Greencastle, Ind. — Ashlee L. Anton, a May 2011 graduate of DePauw University, has been awarded a Fulbright U.S. Student Scholarship. The grant will allow Anton to travel to South Korea to teach English during the 2011-12 academic year through an English Teaching Assistantship. A softball player at DePauw, Anton also plans to teach English to 4-to-6 year old girls through the medium of sports and physical activity.
Anton is the second winner of a Fulbright ETA from DePauw this year. As previously announced, Chelsey E. Jonason ’11 will spend nine months assisting teachers in Slovakia during the upcoming academic year.
In her Fulbright application, Anton noted that an atlas she received as a child sparked in a curiosity in the world. “I decided to attend DePauw University not only to learn Japanese, but to fulfill my dream of traveling to Japan and Asia,” she wrote. “There were places I wanted to live and I learned everything I could about these places and the people that lived there. When I finally made it to Japan, the lessons I learned about being a woman in another country proved to be some of the most valuable experiences of my life. I knew that I had prepared myself as best as I could with the classes I took; however, nothing is like living in and adapting to a culture that is not your own.”
She notes, “Education encompasses much more than a desk, pens and paper. Being part of a team, facing adversity, and establishing a strong work ethic contributes to the success of women and men from all walks of life. A majority of South Korean families sacrifice seventy percent of their household income to benefit their children’s education, especially in hakwons (private schools) that emphasize extra academic learning. However, the South Korean government now realizes that outstanding standardized test scores might not indicate students’ abilities to learn outside a limited skill set. Booming technological advances in the past fifty years, such as being the most wired country in terms of Internet broadband access has placed South Korea on the global stage. In this context, speaking English becomes increasingly important to South Koreans as they examine their roles in cross-cultural understanding and economic prosperity. My future is in helping young people access global opportunities by sharing my knowledge of the English language.”

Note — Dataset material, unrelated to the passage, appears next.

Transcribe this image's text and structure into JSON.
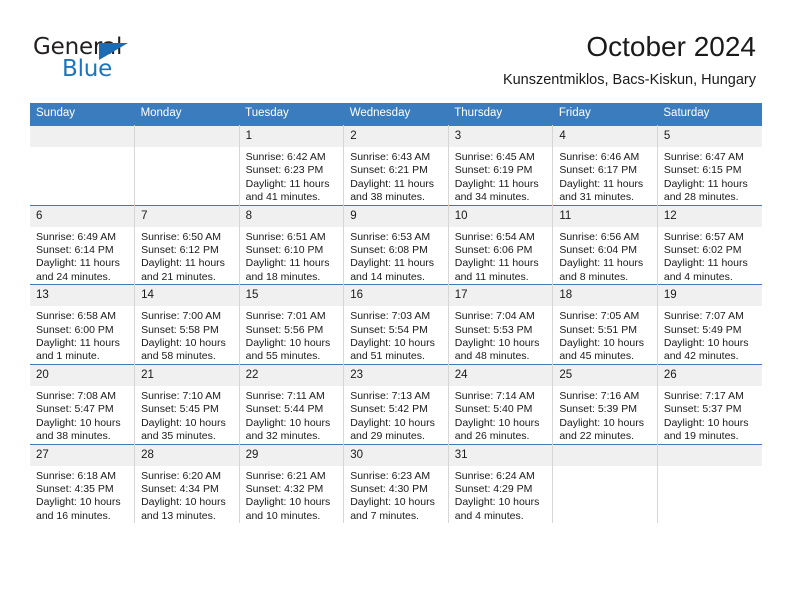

Anton, who traveled to both Japan and South Korea as an undergraduate, wrote in her application, “At college I have actively pursued opportunities that connect me to people from around the world and these have been the highlight of my collegiate career. I work with international students at DePauw’s Speaking and Listening Center to improve their English speaking abilities. I am also the international student and scholar intern, coordinating a weekly event called “Conversation Café” where domestic and international students come to discuss current topics regarding cultural issues and awareness. My work as a tutor fascinates me, and makes me want to pursue a career in English as a Second Language, eventually leading to research Korea-Japan relations and Korea-U.S. relations, especially in regards to women. The Fulbright English Teaching Assistantship will help solidify my credentials to carry out these plans.”
A double major in East Asian studies and communication, Anton declared, “My interest in working with young girls stems from the realization of my potential as a female to create my own life. After I lived abroad in Korea and Japan, I came back to the United States asking myself what empowered me as a female. I reflected on what made me feel good. I realized that my ability to play softball well makes me feel like I can control my life, and having discovered this makes me feel empowered. Through education, I want to make others feel good and to understand the agency they have in creating their own lives.”
Sponsored by the U.S. Department of State and established in 1946, the Fulbright U.S. Student Program competition aims to increase mutual understanding among nations through educational and cultural exchange while serving as a catalyst for long-term leadership development. It is the largest American international exchange program offering opportunities for students and young professionals to undertake international graduate study, advanced research, university teaching, and teaching in elementary and secondary schools worldwide.
The U.S. Student Program currently awards approximately 1,500 grants annually in all fields of study, and operates in approximately 130 countries worldwide. Fulbright full grants generally provide funding for round-trip travel, maintenance for one academic year, health and accident insurance and full or partial tuition.
Since its inception in 1946, the Fulbright Program has provided approximately 300,000 participants, chosen for their leadership potential, with the opportunity to observe each others’ political, economic and cultural institutions, exchange ideas, and embark on joint ventures of importance to the general welfare of the world’s inhabitants. Learn more by.
DePauw students and alumni who are interested in applying for Fulbright Awards may contact Humberto Barreto, Elizabeth P. Allen Distinguished University Professor and professor of economics and management, or Marion “Marnie” McInnes, professor of English and women’s studies and director of nationally competitive scholarships.